Task description: Leave the pictures out. Return all other data exactly.

Start of Study material

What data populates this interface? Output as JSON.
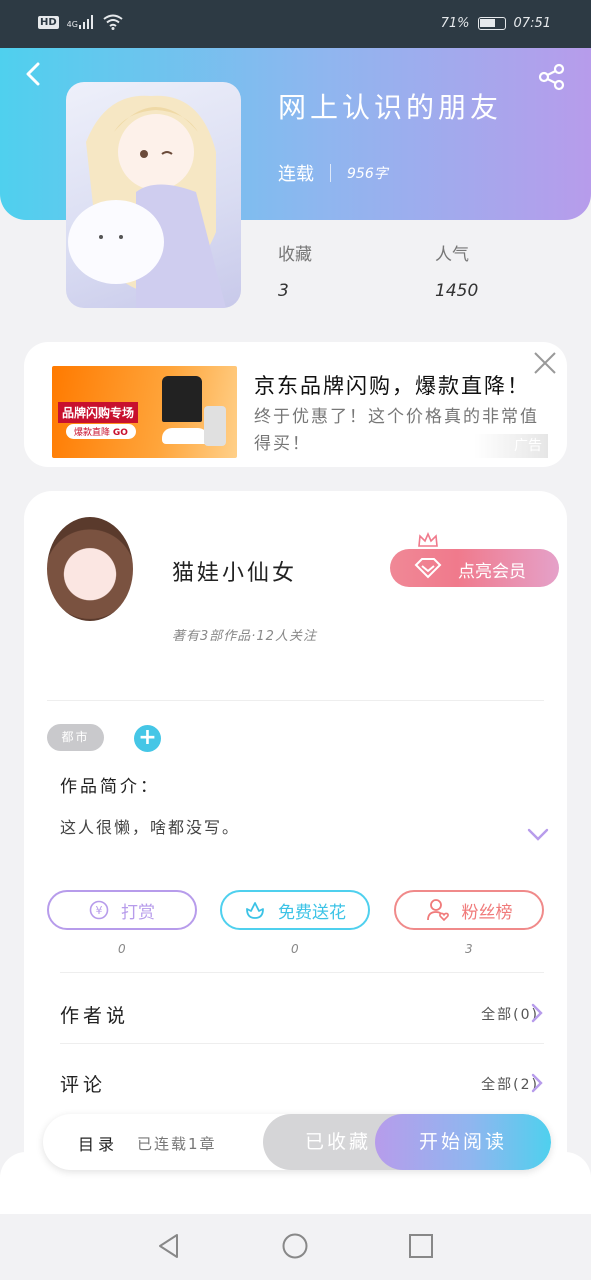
{
  "status": {
    "signal_label": "4G",
    "hd": "HD",
    "battery": "71%",
    "time": "07:51"
  },
  "book": {
    "title": "网上认识的朋友",
    "status": "连载",
    "words": "956字",
    "collect_label": "收藏",
    "collect_value": "3",
    "popularity_label": "人气",
    "popularity_value": "1450"
  },
  "ad": {
    "title": "京东品牌闪购，爆款直降！",
    "desc": "终于优惠了！这个价格真的非常值得买！",
    "image_badge": "品牌闪购专场",
    "image_button": "爆款直降",
    "image_go": "GO",
    "tag": "广告"
  },
  "author": {
    "name": "猫娃小仙女",
    "info": "著有3部作品·12人关注",
    "vip_button": "点亮会员"
  },
  "tags": [
    {
      "label": "都市"
    }
  ],
  "intro": {
    "label": "作品简介：",
    "text": "这人很懒，啥都没写。"
  },
  "actions": [
    {
      "label": "打赏",
      "count": "0"
    },
    {
      "label": "免费送花",
      "count": "0"
    },
    {
      "label": "粉丝榜",
      "count": "3"
    }
  ],
  "sections": [
    {
      "label": "作者说",
      "right": "全部(0)"
    },
    {
      "label": "评论",
      "right": "全部(2)"
    }
  ],
  "bottom": {
    "catalog": "目录",
    "serial": "已连载1章",
    "collected": "已收藏",
    "start_read": "开始阅读"
  },
  "colors": {
    "accent_cyan": "#4fd0ee",
    "accent_purple": "#b79ceb",
    "pink": "#f07a8c"
  }
}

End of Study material

Response to the exercise:
What data populates this interface? Output as JSON.
{
  "status": {
    "signal_label": "4G",
    "hd": "HD",
    "battery": "71%",
    "time": "07:51"
  },
  "book": {
    "title": "网上认识的朋友",
    "status": "连载",
    "words": "956字",
    "collect_label": "收藏",
    "collect_value": "3",
    "popularity_label": "人气",
    "popularity_value": "1450"
  },
  "ad": {
    "title": "京东品牌闪购，爆款直降！",
    "desc": "终于优惠了！这个价格真的非常值得买！",
    "image_badge": "品牌闪购专场",
    "image_button": "爆款直降",
    "image_go": "GO",
    "tag": "广告"
  },
  "author": {
    "name": "猫娃小仙女",
    "info": "著有3部作品·12人关注",
    "vip_button": "点亮会员"
  },
  "tags": [
    {
      "label": "都市"
    }
  ],
  "intro": {
    "label": "作品简介：",
    "text": "这人很懒，啥都没写。"
  },
  "actions": [
    {
      "label": "打赏",
      "count": "0"
    },
    {
      "label": "免费送花",
      "count": "0"
    },
    {
      "label": "粉丝榜",
      "count": "3"
    }
  ],
  "sections": [
    {
      "label": "作者说",
      "right": "全部(0)"
    },
    {
      "label": "评论",
      "right": "全部(2)"
    }
  ],
  "bottom": {
    "catalog": "目录",
    "serial": "已连载1章",
    "collected": "已收藏",
    "start_read": "开始阅读"
  },
  "colors": {
    "accent_cyan": "#4fd0ee",
    "accent_purple": "#b79ceb",
    "pink": "#f07a8c"
  }
}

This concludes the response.